At the end of this course we are invited to study three artists whose work relates to some aspects considered in Module 6. One is Jae Maries, another is Barbara Lee Smith and the third may be an artist of our choice, and I thought of Sheila Hicks, one of the pioneering fiber artist of the Sixties and still working and exhibiting internationally.
Jae Maries, oil painter and textile artist from the UK
Personal website: www.jaemaries.com
Email address : email@example.com
Also featured in www.62group.org.uk/artist/jae-maries/ as a member of the 62 Group of Textile Artists
I discovered Jae Maries by buying a book of hers, CONTRASTING ELEMENTS, which is one of my favourite works on design and organized like an energetic workshop with very good photographs and stimulating exercises.
I very much enjoy her bold ideas and spontaneous style of work and have set up a Pinterest board dedicated to her on my account to which I am gradually adding images.
Jae Maries makes a frequent use of thumbnail sketches as an inspiration for her textile pieces which combine a variety of media, oil painting, dyeing, screen printing, strong hand stitches and free machine straight stitching with vigorous and striking results. Her main themes are people in the environment, landscapes and everyday life.
Here are some photos from her website:
Time Lines I and II
Barbara Lee Smith, mixed media and textile artist from the USA
Personal website: www.barbaraleesmith.com
Email address: firstname.lastname@example.org
Like as I did for Jae Maries, I have set up a board in her name on Pinterest and am adding images to it.
When looking at her intense pieces one can feel the salt, the ocean and the nature elements which give life to them. Land, sea and sky are always recognisable even if they are transformed and abstracted.
In her website Barbara Lee Smith explains in detail how her wall-hangings are made. I cite her own words:
Materials: I use only one material, an industrial grade polyester non-woven fabric. It looks like paper, but it is so tough, I can’t even tear it. It is my canvas on which I paint using Golden and Daniel Smith acrylics as well as silk-paint pigments, all chosen for light-fastness. Each finished piece attaches with Velcro to a wooden frame that is mounted behind the work, pushing it away from the wall so it appears to hover on the wall, casting its shadow. Process and Techniques: I make a painting on the material, then bond several layers together to form a heavy base on which to collage small elements of the same painted material that are heat-set in place.
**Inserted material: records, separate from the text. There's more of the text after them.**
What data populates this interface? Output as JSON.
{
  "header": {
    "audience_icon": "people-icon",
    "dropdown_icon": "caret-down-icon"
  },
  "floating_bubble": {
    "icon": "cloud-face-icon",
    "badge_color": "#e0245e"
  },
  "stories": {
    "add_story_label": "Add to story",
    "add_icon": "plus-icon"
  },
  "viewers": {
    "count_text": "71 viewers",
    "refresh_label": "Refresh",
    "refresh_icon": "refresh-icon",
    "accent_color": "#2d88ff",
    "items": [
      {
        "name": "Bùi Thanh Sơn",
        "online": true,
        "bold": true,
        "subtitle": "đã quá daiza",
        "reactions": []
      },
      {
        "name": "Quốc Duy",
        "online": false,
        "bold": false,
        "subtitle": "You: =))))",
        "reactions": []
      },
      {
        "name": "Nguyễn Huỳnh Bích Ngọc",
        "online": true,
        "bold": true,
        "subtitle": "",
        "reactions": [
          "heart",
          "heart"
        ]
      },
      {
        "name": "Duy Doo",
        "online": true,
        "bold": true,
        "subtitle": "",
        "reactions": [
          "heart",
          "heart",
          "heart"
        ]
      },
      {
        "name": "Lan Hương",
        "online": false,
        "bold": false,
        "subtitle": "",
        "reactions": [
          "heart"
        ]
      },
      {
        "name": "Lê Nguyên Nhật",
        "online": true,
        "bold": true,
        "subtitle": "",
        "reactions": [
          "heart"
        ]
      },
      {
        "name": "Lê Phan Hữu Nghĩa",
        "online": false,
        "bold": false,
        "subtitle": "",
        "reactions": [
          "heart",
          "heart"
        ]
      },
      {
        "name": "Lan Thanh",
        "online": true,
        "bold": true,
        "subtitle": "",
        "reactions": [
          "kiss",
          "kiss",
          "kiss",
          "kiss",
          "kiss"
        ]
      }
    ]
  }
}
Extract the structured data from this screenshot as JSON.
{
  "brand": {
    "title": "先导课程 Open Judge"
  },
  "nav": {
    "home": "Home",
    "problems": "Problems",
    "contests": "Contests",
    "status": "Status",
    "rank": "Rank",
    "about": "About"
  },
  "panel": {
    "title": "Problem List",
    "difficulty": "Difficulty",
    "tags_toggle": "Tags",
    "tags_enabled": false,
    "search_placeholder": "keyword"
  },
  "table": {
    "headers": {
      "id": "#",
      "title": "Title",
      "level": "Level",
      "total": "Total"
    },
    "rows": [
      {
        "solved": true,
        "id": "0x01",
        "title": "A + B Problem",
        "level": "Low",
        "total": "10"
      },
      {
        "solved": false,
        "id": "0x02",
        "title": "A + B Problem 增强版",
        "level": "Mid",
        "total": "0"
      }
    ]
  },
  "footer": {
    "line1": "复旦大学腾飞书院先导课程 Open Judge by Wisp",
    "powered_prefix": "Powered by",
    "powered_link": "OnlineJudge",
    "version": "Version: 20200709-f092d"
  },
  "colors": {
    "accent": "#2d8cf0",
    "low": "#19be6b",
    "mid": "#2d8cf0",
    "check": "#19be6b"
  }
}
The final stage that literally and visually binds the work together is drawing with the sewing machine in lines that resemble a topographical map. I see this as a three-stage process of painting, collage and drawing to make the work. What do I call it? I call it art. Mixed Media is probably the simplest category.
Here are two images included in the gallery on her website www.barbaraleesmith.com
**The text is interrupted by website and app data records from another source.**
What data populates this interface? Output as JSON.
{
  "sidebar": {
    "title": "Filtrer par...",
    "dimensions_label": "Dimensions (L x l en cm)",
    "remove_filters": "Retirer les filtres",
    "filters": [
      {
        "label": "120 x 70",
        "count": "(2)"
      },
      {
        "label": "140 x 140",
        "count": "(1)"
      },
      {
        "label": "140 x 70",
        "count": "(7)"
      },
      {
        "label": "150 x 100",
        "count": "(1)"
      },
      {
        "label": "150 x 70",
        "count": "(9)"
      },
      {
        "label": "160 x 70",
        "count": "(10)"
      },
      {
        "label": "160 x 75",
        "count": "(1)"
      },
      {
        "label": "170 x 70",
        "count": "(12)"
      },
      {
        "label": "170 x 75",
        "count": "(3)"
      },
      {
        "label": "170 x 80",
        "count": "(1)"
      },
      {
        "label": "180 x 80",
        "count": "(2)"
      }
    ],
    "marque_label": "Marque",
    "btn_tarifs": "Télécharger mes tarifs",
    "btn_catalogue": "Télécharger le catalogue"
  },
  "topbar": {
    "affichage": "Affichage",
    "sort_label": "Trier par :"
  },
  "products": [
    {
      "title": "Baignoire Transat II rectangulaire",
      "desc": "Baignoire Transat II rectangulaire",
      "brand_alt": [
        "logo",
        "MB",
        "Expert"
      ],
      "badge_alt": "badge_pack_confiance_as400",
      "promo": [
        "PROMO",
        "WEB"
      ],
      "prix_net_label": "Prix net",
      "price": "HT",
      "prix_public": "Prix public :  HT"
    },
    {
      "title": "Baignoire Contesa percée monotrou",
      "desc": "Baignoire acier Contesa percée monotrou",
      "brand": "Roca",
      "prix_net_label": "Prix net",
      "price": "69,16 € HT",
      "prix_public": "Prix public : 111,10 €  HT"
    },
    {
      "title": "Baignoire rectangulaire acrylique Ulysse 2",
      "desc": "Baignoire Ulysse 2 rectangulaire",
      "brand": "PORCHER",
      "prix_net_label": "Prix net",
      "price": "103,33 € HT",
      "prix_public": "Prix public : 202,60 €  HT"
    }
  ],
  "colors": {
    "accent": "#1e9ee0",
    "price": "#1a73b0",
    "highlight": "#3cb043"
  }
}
Sheila Hicks, weaver and textile sculptor from the USA
Sheila Hicks was born in Nebraska in 1934 and is one of the pioneering American fiber artists of the Sixties. Since then she has continued making and exhibiting her works of art internationally, in South and North America, Europe and Japan.
She graduated in painting at Yale University School Art and Architecture in the Fifties, studying with artists like Josef Albers, Rico Lebrun and Bernard Chaet. She also studied photography with Herbert Matter and another important influence was Albers’ wife, textile artist Anni Albers, with whom she shared a strong interest in South American textiles. She travelled widely throughout her life and moved to Paris in 1964.
Sheila Hicks creates textile pieces in many shapes and sizes, from miniature weavings to monumental sculptures that hang from ceiling to floor like columns. In 2006 in New York the Barden Graduate Center held an important exhibition of her small works, Weaving as a Metaphor. These small works are not only beautiful and vibrant but also fundamental in her daily artistic practice. These are her words on their meaning in a talk of 2004: ‘I found my voice and my footing in my small work. It enabled me to build bridges between art, design, architecture, and decorative arts.’
Three pieces from the exhibition catalogue
On the opposite end of the scale these are two examples of a recent exhibition of her monumental pieces in Whitney.
Installation view of Pillar of Inquiry/Supple Column at the Whitney Biennial, Sheila Hicks, 2013-2014. Photo: Bill Orcutt, source: ARCHITECTURAL DIGEST online edition, April 8, 2014
Some sources on Sheila Hicks on the Internet:
I have set up a board on Pinterest named after her which shows a good number of her works.